Tag: Lucy Guerin

Review: CONVERSATION PIECE at Dance Massive

Dancers and actors blend – and battle…

By Myron My

In Lucy Guerin’s Conversation Piece, three people appear on stage and have an eight-minute conversation which is recorded using a trusty iPhone. This conversation is different each night and is completely improvised. From there, that conversation is played on loop that creates various experiences for the six performers and audience members through acting and dance.


The dancers (Stephanie Lake, Alisdair Macindoe and Byron Perry) have great fluidity in their movements and were great to watch dancing together. There were a few moments that lacked synchronicity but as a whole, it was pretty hard to take our eyes away from them. Likewise, the three actors (Matthew Whittet, Katherine Tonkin and Megan Holloway) seemed completely at ease in their roles. What was of interest to me was having the performers doing the opposite of what they were trained in. You could see the obvious level of skill that the dancers possessed over the actors and vice versa yet they all held their own with strong commitment to what they were creating.

In the performance I attended, the standout work was the pairing of Macindoe and Whittet. Their combined efforts using the earlier conversation to create a ‘new’ one, and the dancing that then came from that was highly enjoyable as was its later intensity. Furthermore Tonkin’s improvised stinging speech to Lake using the original conversation as inspiration was amazing to watch with heightened tension thanks to lighting designer, Damien Cooper.

Conversation Piece doesn’t go where you initially think it will – this is its strength. What begins as a light and humorous conversation does take a few dark turns and the last few minutes are particularly sinister which leaves you with a feeling that these two art forms – dancing and acting – cannot co-exist. They both need to be in control, to be the leader, as if they are rival gangs fighting for turf. This mood crept up on me but then hit me quite suddenly and took me to some unexpected places. Conversation Piece is playing as part of the  contemporary dance festival Dance Massive and despite its grim outcome, creates a beautiful fusion between dance and performance.

Venue: Arts House, Meat Market, 5 Blackwood Street, North Melbourne

Season: Until 24 March | 8:30pm, Sat 2:00pm

Tickets: $25 Full | $20 Concession

Bookings: www.dancemassive.com.au

REVIEW: Lee Serle’s P.O.V.

Experience the dance like never before

By Myron My

Commissioned by Lucy Guerin for contemporary dance festival Dance Massive and choreographed by Lee Serle, P.O.V. is a unique dance piece that looks at proximity, reactions and interactions with audiences as participants rather than just mere observers.

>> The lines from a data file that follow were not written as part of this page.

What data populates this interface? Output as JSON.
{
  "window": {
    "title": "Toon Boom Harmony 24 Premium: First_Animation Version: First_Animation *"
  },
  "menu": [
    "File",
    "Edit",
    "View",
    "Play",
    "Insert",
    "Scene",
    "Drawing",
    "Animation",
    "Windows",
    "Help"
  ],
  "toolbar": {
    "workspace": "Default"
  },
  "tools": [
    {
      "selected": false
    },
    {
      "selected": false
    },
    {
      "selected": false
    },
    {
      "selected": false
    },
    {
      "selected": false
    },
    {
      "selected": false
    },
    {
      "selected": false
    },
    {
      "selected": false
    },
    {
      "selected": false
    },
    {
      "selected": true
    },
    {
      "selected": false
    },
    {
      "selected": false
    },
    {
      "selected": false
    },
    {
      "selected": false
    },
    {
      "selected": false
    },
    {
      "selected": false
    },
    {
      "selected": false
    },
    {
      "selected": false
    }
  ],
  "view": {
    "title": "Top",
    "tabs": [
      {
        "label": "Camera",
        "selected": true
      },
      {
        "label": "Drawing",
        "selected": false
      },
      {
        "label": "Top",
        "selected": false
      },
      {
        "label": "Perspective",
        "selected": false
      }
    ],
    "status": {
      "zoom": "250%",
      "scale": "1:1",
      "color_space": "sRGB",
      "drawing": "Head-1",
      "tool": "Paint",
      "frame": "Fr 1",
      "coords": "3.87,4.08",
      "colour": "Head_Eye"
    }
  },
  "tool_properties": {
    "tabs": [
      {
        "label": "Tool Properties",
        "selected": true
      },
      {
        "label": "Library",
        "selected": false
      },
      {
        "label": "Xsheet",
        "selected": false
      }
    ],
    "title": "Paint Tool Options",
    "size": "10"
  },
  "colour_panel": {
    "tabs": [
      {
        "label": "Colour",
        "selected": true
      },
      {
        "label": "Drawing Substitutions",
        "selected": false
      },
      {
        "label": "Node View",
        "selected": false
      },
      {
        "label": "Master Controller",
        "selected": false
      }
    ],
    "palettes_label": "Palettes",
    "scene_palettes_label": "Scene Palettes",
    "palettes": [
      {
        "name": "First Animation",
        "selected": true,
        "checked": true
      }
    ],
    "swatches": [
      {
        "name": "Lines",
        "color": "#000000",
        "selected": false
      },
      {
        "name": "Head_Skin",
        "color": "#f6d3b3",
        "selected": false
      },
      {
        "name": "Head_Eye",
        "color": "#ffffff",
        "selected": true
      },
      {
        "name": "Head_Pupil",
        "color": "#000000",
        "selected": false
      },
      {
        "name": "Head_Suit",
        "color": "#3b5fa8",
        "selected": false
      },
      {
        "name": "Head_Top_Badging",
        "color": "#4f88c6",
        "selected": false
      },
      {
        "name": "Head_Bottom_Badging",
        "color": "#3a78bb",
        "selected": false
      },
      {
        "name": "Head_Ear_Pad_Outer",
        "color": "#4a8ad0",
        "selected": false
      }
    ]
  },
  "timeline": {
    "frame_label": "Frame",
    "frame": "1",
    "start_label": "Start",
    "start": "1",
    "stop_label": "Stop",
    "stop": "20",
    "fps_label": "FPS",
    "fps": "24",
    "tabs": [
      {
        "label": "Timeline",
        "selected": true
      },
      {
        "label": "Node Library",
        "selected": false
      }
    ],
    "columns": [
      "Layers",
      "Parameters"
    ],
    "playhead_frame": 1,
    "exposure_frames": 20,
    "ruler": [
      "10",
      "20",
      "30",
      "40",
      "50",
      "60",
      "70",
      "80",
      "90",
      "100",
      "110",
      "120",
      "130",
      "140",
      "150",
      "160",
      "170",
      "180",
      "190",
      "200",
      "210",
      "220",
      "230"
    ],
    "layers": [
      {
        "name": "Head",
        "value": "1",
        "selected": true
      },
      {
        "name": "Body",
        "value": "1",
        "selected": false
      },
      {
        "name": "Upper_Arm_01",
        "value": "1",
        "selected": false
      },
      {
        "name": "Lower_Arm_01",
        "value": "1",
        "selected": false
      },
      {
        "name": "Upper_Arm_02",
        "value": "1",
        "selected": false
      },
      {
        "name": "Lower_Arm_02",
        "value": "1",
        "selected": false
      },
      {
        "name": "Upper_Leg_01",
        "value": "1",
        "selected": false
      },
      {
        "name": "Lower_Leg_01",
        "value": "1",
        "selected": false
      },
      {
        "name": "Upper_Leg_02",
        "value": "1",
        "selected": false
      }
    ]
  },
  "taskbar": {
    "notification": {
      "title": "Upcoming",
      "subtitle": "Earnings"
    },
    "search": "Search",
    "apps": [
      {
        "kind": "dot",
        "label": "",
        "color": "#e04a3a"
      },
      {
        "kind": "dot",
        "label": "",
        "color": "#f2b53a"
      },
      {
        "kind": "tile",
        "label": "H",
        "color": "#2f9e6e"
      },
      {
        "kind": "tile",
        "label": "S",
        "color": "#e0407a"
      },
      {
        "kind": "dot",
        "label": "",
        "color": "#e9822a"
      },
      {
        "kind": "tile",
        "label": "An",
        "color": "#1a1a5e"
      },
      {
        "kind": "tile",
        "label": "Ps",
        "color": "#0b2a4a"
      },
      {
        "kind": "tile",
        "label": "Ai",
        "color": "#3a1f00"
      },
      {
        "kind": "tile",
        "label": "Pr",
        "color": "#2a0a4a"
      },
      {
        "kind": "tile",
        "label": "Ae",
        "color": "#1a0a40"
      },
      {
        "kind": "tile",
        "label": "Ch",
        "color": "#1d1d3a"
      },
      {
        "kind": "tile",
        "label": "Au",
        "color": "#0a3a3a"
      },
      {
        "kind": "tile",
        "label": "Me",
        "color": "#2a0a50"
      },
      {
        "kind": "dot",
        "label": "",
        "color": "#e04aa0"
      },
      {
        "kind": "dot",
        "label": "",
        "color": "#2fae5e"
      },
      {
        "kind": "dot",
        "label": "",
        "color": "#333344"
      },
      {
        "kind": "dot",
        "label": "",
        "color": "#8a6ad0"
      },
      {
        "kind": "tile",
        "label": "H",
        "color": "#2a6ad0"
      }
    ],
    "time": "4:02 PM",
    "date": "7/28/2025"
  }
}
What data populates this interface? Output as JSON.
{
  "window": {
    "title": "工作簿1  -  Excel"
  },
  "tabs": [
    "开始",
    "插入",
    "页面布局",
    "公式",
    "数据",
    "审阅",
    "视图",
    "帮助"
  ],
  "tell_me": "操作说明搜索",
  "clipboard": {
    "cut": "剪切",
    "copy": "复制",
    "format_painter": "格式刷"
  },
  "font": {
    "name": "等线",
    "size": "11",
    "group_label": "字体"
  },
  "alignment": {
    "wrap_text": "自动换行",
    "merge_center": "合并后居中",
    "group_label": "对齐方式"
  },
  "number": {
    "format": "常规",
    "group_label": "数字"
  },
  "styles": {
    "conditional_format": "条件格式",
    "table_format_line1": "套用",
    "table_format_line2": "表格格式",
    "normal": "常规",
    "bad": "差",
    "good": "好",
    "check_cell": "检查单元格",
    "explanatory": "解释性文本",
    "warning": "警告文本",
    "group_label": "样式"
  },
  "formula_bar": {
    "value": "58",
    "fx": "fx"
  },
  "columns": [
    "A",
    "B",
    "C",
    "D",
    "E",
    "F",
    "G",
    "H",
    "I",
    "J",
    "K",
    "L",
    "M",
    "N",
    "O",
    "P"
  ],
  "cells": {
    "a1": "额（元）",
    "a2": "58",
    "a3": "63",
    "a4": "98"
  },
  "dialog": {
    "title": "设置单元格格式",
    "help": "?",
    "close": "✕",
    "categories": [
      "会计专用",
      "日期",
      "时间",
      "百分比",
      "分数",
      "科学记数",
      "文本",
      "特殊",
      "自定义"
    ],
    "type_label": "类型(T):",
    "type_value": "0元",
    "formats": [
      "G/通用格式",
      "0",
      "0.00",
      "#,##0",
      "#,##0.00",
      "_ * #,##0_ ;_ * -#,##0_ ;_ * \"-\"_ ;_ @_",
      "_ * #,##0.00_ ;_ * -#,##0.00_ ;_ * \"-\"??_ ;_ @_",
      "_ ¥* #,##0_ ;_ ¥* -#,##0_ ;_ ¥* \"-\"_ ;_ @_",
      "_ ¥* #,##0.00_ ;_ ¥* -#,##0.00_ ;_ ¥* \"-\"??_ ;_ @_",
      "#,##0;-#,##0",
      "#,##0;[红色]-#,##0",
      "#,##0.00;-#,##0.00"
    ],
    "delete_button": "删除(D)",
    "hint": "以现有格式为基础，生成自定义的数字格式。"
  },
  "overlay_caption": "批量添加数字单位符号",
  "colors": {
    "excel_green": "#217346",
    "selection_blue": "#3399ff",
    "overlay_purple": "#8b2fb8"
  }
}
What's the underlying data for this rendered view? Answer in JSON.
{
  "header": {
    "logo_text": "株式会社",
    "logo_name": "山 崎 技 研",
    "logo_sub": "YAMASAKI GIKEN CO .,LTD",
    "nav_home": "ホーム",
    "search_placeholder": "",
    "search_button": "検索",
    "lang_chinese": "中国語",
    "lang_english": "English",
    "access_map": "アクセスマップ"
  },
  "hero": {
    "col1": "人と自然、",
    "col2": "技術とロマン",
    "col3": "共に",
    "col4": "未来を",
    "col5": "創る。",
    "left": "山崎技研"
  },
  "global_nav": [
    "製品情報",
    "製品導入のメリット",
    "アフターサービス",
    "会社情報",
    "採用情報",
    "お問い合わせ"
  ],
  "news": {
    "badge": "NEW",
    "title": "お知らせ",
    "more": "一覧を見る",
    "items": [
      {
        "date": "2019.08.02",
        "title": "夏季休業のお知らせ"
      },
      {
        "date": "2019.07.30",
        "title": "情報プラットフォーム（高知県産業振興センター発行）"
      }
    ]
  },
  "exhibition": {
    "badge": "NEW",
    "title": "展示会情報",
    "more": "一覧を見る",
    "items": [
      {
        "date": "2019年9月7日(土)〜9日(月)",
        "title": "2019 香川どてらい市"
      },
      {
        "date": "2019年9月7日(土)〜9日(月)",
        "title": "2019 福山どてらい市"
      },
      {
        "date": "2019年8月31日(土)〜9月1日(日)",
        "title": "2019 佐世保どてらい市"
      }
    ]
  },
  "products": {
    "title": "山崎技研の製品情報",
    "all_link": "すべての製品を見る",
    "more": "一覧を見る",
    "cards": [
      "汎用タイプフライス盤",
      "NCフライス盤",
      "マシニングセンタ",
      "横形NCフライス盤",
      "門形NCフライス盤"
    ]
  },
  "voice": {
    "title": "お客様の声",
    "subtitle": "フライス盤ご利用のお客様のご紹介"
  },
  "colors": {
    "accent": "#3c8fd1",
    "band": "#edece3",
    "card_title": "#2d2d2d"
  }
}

Being fortunate enough to grab one of the 36 swivel stools on the stage, I was thrust into this bold experience. The four dancers – Serle, James Andrews, Kristy Ayre and Lily Paska – appear and begin dancing in unison through the grid-like formation, gradually breaking off, going down various paths, like balls in a pinball machine.


It’s very much an up-close-and-personal-feeling as an audience member, seeing the heavy breathing and the sweat dripping off their brow. These guys are definitely giving all they’ve got – and it works.

We are initially ignored and you can’t help but feel like an intruder. Eventually we are acknowledged and then warmed to and then we interact with the dancers in extremely unique and personal ways. P.O.V. is about blurring the line between audience member and participant: looking at how we deal with each other and what we feel from that. As Serle himself explained in his notes, it is much like life and about taking the time to interact with one another.

I went through a range of emotions throughout P.O.V: laughter, warmth, intrigue and even loneliness when asked to wear a blindfold and to experience part of the show in that state.

Hearing movement and laughter and not being able to see it allowed me to go in a deeper place and explore those emotions for some time and it was quite a moving experience. Upon removal of the blindfold it was a surprise to see everything that had occurred in the space of those minutes to other participants: all safe, all fun, and all-willing.

P.O.V. is part dance and part theatre performance and was a great introduction to Dance Massive. Highly recommended show, but do get in early to grab one of the seats on stage, as it really does make the performance so much more unique.

Venue: Arts House, North Melbourne Town Hall, 521 Queensberry St

Season: Until 16 March | 8:30pm

Tickets: $25 Full | $20 Conc

Bookings:  www.dancemassive.com.au